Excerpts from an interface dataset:
**********
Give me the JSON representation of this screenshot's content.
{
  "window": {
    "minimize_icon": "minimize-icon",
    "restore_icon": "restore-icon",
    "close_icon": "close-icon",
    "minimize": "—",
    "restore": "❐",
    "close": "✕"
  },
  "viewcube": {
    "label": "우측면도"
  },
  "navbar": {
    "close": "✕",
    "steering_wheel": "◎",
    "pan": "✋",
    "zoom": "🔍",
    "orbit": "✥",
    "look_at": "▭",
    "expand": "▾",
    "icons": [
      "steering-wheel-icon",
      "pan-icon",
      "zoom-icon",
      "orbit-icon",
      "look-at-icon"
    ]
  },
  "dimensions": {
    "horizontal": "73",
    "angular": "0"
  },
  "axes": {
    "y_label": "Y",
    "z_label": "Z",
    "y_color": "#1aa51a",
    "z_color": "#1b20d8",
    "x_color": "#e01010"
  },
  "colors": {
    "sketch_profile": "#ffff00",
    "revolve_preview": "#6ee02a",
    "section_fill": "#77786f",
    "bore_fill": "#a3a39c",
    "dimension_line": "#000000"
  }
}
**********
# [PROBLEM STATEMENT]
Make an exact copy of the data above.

# [RESULT OF THIS TASK]
Give me the JSON representation of this screenshot's content.
{
  "window": {
    "minimize_icon": "minimize-icon",
    "restore_icon": "restore-icon",
    "close_icon": "close-icon",
    "minimize": "—",
    "restore": "❐",
    "close": "✕"
  },
  "viewcube": {
    "label": "우측면도"
  },
  "navbar": {
    "close": "✕",
    "steering_wheel": "◎",
    "pan": "✋",
    "zoom": "🔍",
    "orbit": "✥",
    "look_at": "▭",
    "expand": "▾",
    "icons": [
      "steering-wheel-icon",
      "pan-icon",
      "zoom-icon",
      "orbit-icon",
      "look-at-icon"
    ]
  },
  "dimensions": {
    "horizontal": "73",
    "angular": "0"
  },
  "axes": {
    "y_label": "Y",
    "z_label": "Z",
    "y_color": "#1aa51a",
    "z_color": "#1b20d8",
    "x_color": "#e01010"
  },
  "colors": {
    "sketch_profile": "#ffff00",
    "revolve_preview": "#6ee02a",
    "section_fill": "#77786f",
    "bore_fill": "#a3a39c",
    "dimension_line": "#000000"
  }
}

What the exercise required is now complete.